In 1923 the Acme Code Company published a list of “phrase codes” for use in telegrams — customers could save money by substituting a five-letter code for a longer phrase in their messages. The list of codes was charmingly comprehensive:
BIINC What appliances have you for lifting heavy machinery?
URPXO For what use was the mixing machine intended?
CHOOG lard, in bladders
GAHGU cod-liver oil
GNUEK rubber, slightly moldy
HEHST clammy condition
ZOKIX unhealthy trees
ARPUK The person is an adventurer …
BUKSI Avoid arrest if possible
NARVO Do not part with the documents
OBYNX Escape at once
CULKE Bad as possibly can be
LYADI Arrived here with decks swept … encountered a hurricane
PYTUO Collided with an iceberg
YBDIG Plundered by natives
Similarly, George Holland Ackers’ Universal Yacht Signals (1847) includes signals for “Can I have … quarts of turtle soup?”, “Marmalade — orange unless specified,” and “I can strongly recommend my washerwoman.”
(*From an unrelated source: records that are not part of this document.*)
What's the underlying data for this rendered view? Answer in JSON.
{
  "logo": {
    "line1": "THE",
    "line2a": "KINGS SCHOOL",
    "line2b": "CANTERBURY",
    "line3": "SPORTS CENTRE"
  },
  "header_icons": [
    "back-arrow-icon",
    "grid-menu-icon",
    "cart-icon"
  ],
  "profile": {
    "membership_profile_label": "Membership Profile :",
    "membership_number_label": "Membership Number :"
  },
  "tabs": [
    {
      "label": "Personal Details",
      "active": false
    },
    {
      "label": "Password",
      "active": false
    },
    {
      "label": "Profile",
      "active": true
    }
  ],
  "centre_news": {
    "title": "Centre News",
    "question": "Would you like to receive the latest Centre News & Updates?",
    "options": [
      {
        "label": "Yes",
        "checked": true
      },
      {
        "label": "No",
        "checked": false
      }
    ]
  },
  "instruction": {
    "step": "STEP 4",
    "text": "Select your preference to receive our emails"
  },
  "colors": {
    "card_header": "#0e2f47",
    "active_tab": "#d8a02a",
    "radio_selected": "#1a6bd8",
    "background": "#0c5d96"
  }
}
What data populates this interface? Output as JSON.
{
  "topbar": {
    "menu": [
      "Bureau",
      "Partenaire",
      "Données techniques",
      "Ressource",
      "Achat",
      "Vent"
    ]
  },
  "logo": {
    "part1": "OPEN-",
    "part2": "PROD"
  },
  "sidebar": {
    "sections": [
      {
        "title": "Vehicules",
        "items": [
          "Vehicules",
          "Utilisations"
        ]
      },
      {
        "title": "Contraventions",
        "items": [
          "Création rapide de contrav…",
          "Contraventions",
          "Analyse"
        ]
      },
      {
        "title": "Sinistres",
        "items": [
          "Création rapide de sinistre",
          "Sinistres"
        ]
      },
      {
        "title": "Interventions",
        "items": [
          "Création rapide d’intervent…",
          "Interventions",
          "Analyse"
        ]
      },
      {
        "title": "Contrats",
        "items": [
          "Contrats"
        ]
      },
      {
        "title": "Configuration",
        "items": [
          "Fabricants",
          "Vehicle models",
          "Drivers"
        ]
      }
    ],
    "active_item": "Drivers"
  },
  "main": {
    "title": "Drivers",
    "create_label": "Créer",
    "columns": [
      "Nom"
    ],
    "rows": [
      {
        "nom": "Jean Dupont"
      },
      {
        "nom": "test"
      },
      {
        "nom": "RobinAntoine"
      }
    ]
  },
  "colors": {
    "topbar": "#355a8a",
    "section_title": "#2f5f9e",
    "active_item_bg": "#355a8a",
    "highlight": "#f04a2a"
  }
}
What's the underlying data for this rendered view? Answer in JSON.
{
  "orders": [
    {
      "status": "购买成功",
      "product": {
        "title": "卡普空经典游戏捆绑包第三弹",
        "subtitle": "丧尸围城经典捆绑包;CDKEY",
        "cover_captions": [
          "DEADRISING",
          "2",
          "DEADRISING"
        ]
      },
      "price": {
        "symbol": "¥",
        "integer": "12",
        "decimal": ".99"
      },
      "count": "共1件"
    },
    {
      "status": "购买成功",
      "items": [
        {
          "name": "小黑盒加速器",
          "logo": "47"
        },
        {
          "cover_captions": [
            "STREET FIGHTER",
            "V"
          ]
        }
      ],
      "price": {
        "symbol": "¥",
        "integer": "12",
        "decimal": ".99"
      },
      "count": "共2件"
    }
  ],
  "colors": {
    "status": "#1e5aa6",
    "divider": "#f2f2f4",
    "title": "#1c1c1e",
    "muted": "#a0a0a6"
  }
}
In Film Facts (2001), Patrick Robertson notes that Central Casting installed a Hollerith computer in 1935 to help with the casting of extras in Hollywood films. This meant subdividing humanity into tidy categories — lawyers, for instance, were classed as Shrewd, Dixie, Hawk-faced, Inquisitor and Benevolent. “When the new system was unveiled before the press, the operator was asked to produce ten Englishmen, 6ft tall, blue-eyed, possessed of full evening dress, and able to play polo. The cards of all 600 male dress extras were run through the machine to reveal that there were only two such paragons on the books of Central Casting.”
See Enjoy Your Stay.